Or this one:

Chile reintroduces DST

Chile’s Ministry of Energy announced today that Chile will be observing daylight saving time again. Chile Standard Time will be changed back to UTC -4 at 00:00 on 15 May, and DST will be observed from 00:00 on 14 August 2016, changing time in Chile to UTC -3.

Chile used to observe DST every year until a permanent UTC offset of -3 was introduced in 2015.

It is unclear whether the time change also applies to Easter Island.


Filter App.net RSS

I was looking to make more room on my phone’s home screen, and I realized that my use of App.net had dwindled more than enough to remove it. I never post any more, but there are a couple of people I would still like to follow that don’t cross post to Twitter.

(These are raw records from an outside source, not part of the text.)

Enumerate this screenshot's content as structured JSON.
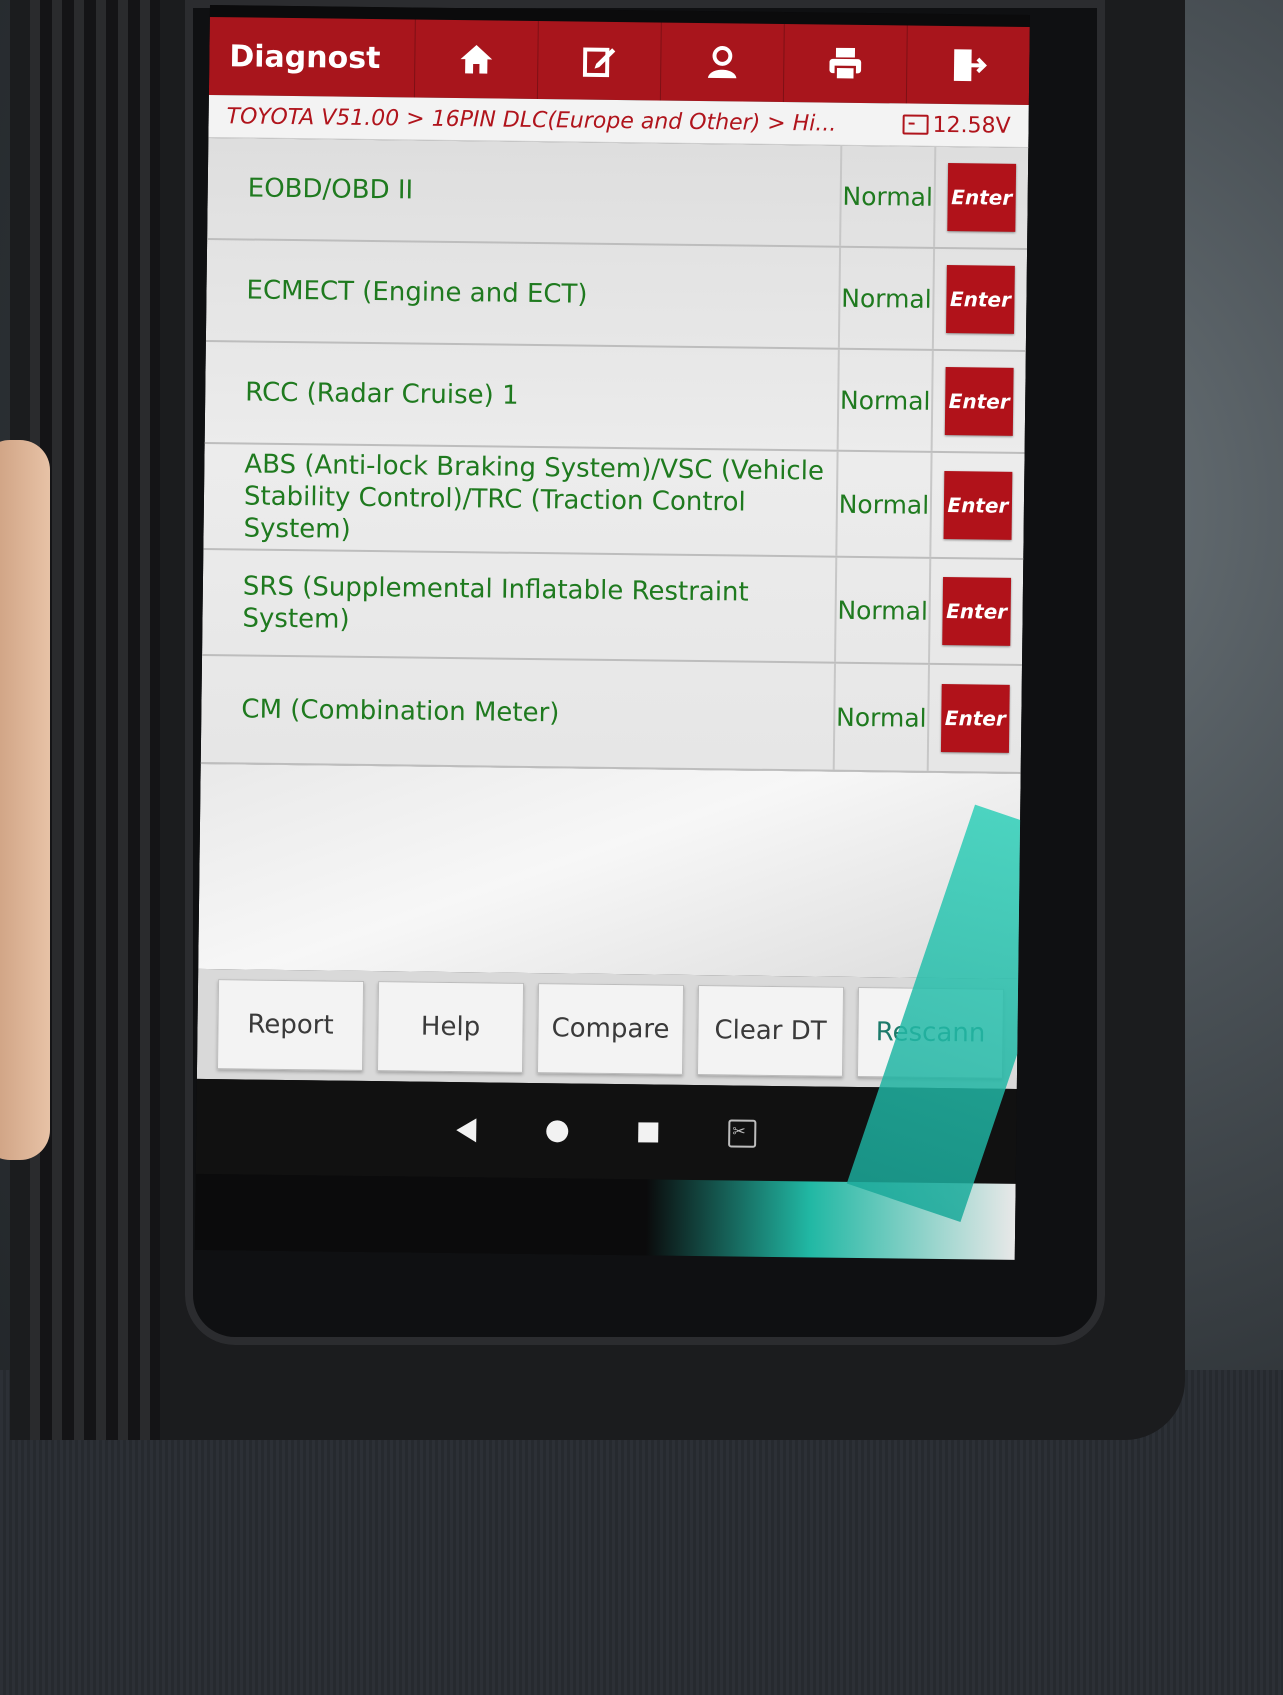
{
  "app_bar": {
    "title": "Diagnost",
    "icons": [
      "home-icon",
      "edit-icon",
      "user-icon",
      "print-icon",
      "exit-icon"
    ]
  },
  "breadcrumb": {
    "path": "TOYOTA V51.00 > 16PIN DLC(Europe and Other) > Hi...",
    "voltage": "12.58V"
  },
  "systems": [
    {
      "name": "EOBD/OBD II",
      "status": "Normal",
      "action": "Enter"
    },
    {
      "name": "ECMECT (Engine and ECT)",
      "status": "Normal",
      "action": "Enter"
    },
    {
      "name": "RCC (Radar Cruise) 1",
      "status": "Normal",
      "action": "Enter"
    },
    {
      "name": "ABS (Anti-lock Braking System)/VSC (Vehicle Stability Control)/TRC (Traction Control System)",
      "status": "Normal",
      "action": "Enter"
    },
    {
      "name": "SRS (Supplemental Inflatable Restraint System)",
      "status": "Normal",
      "action": "Enter"
    },
    {
      "name": "CM (Combination Meter)",
      "status": "Normal",
      "action": "Enter"
    }
  ],
  "bottom_buttons": {
    "report": "Report",
    "help": "Help",
    "compare": "Compare",
    "clear_dtc": "Clear DT",
    "rescan": "Rescann"
  },
  "colors": {
    "accent": "#a8151c",
    "text_green": "#1f7a1f",
    "enter_red": "#b1121a"
  }
}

App.net has RSS feeds for every user, but they include both posts and replies. I only want to see posts. So I brushed off my primitive XSLT skills.

I wrote an XSLT program to delete RSS items that begin with @. While I was at it, I replaced each title with the user’s name, since the text of the post is also available in the description tag.

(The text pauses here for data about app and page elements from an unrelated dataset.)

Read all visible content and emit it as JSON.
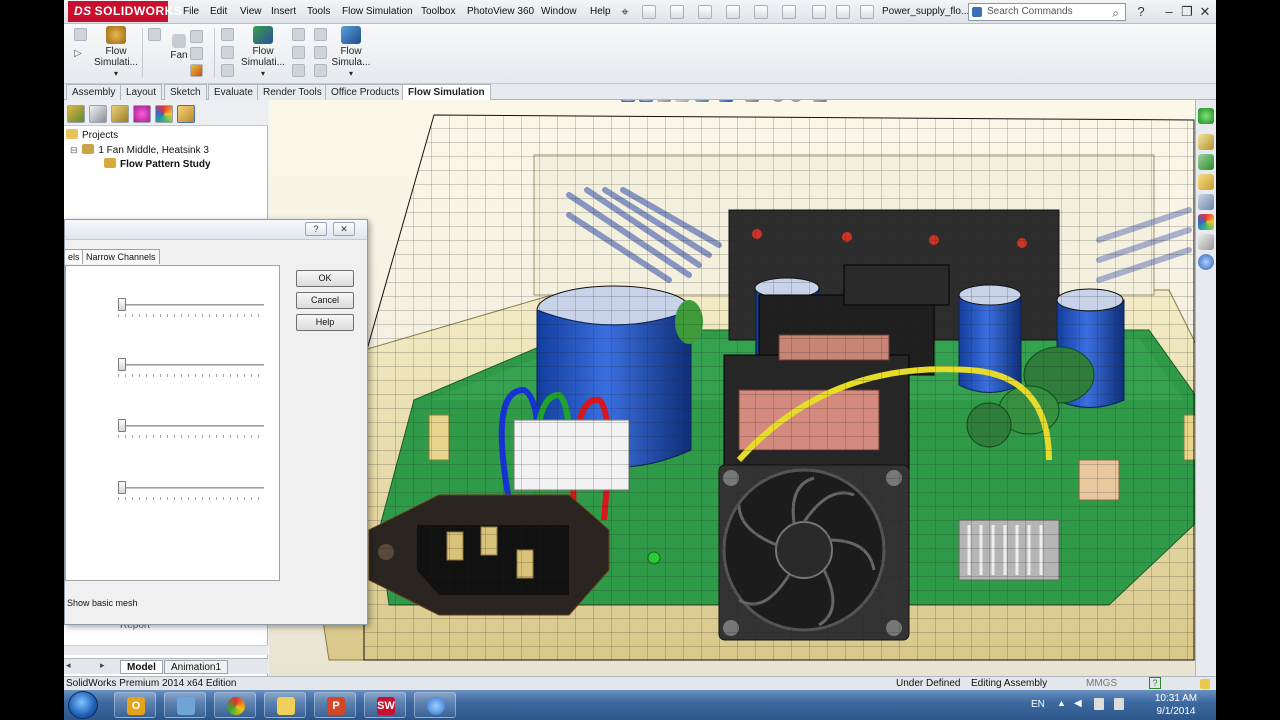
{
  "app": {
    "brand": "SOLIDWORKS",
    "document_title": "Power_supply_flo...",
    "search_placeholder": "Search Commands"
  },
  "menu": [
    "File",
    "Edit",
    "View",
    "Insert",
    "Tools",
    "Flow Simulation",
    "Toolbox",
    "PhotoView 360",
    "Window",
    "Help"
  ],
  "command_manager": {
    "items": [
      {
        "label": "Flow Simulati..."
      },
      {
        "label": "Fan"
      },
      {
        "label": "Flow Simulati..."
      },
      {
        "label": "Flow Simula..."
      }
    ]
  },
  "tabs": [
    {
      "label": "Assembly"
    },
    {
      "label": "Layout"
    },
    {
      "label": "Sketch"
    },
    {
      "label": "Evaluate"
    },
    {
      "label": "Render Tools"
    },
    {
      "label": "Office Products"
    },
    {
      "label": "Flow Simulation"
    }
  ],
  "tree": {
    "root": "Projects",
    "project": "1 Fan Middle, Heatsink 3",
    "study": "Flow Pattern Study",
    "hidden_item": "Report"
  },
  "dialog": {
    "help_glyph": "?",
    "close_glyph": "✕",
    "tab_partial": "els",
    "tab_narrow": "Narrow Channels",
    "ok": "OK",
    "cancel": "Cancel",
    "help": "Help",
    "show_basic_mesh": "Show basic mesh",
    "slider_values": [
      0,
      0,
      0,
      0
    ]
  },
  "bottom_tabs": [
    {
      "label": "Model"
    },
    {
      "label": "Animation1"
    }
  ],
  "status": {
    "edition": "SolidWorks Premium 2014 x64 Edition",
    "defined": "Under Defined",
    "mode": "Editing Assembly",
    "units": "MMGS",
    "help_glyph": "?"
  },
  "taskbar": {
    "language": "EN",
    "time": "10:31 AM",
    "date": "9/1/2014",
    "apps": [
      "outlook",
      "explorer",
      "chrome",
      "folder",
      "powerpoint",
      "solidworks",
      "flow-app"
    ]
  },
  "colors": {
    "brand_red": "#c8102e",
    "pcb_green": "#2f9a47",
    "capacitor_blue": "#1f55c8",
    "enclosure_tan": "#efe3b2"
  }
}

Here is the transformation that would filter my posts, if I had any:

 1 <?xml version="1.0" encoding="UTF-8"?>
 2 <xsl:stylesheet version="1.0"
 3     xmlns:xsl="http://www.w3.org/1999/XSL/Transform">
 4 
 5 <!-- Default identity transformation -->
 6 <xsl:template match="@*|node()">
 7     <xsl:copy>
 8         <xsl:apply-templates select="@*|node()"/>
 9     </xsl:copy>
10 </xsl:template>
11 
12 <!-- Replace title with my username -->
13 <xsl:template match="item/title/text()">nathangrigg</xsl:template>
14 
15 <!-- Remove completely items which are directed at other users.
16      The RSS feed has titles of the form @username: text of post. -->
17 <xsl:template match="item[contains(title, '@nathangrigg: @')]" />
18 </xsl:stylesheet>

Now I can use xsltproc to filter the RSS. In order to fill in the username automatically, I wrapped the XSLT program in a shell script that also invokes curl.

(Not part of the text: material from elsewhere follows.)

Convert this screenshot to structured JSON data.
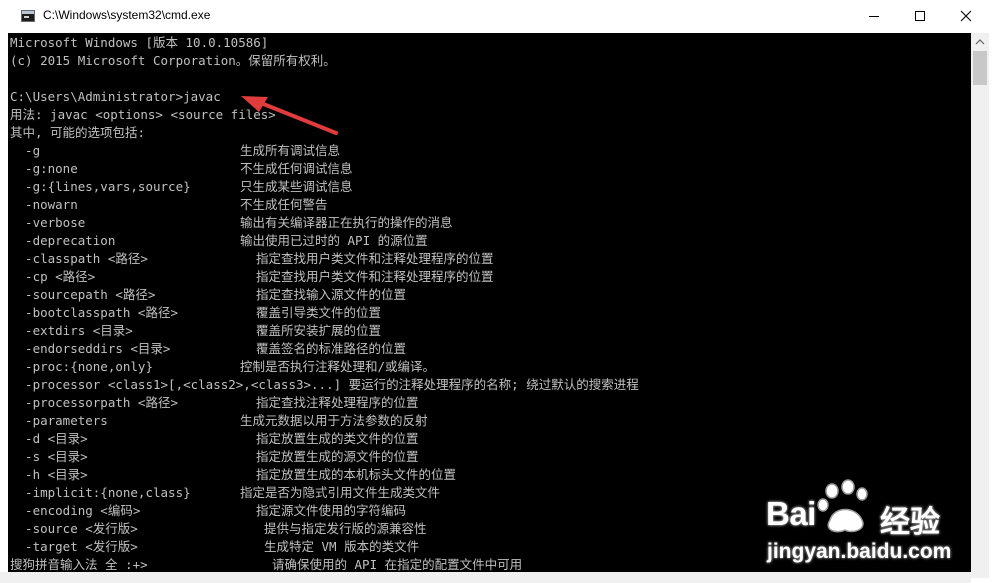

 1 #!/bin/bash
 2 set -o errexit
 3 set -o pipefail
 4 set -o nounset
 5 
 6 if (( $# != 1 )); then
 7     >&2 echo "USAGE: $0 username"
 8     exit 1
 9 fi
10 
11 username=$1
12 
13 xslt() {
14 cat << EOM
15 <?xml version="1.0" encoding="UTF-8"?>
16 <xsl:stylesheet version="1.0"
17     xmlns:xsl="http://www.w3.org/1999/XSL/Transform">
18 
19 <!-- Default identity transformation -->
20 <xsl:template match="@*|node()">
21     <xsl:copy>
22         <xsl:apply-templates select="@*|node()"/>
23     </xsl:copy>
24 </xsl:template>
25 <!-- Replace title with just the username -->
26 <xsl:template match="item/title/text()">$username</xsl:template>
27 <!-- Remove completely items which are directed at other users.
28         The RSS feed has titles of the form @username: text of post. -->
29 <xsl:template match="item[contains(title, '@$username: @')]" />
30 </xsl:stylesheet>
31 EOM
32 }
33 
34 rss() {
35     curl --silent --fail https://api.app.net/feed/rss/users/@$username/posts
36 }
37 
38 xsltproc <(xslt) <(rss)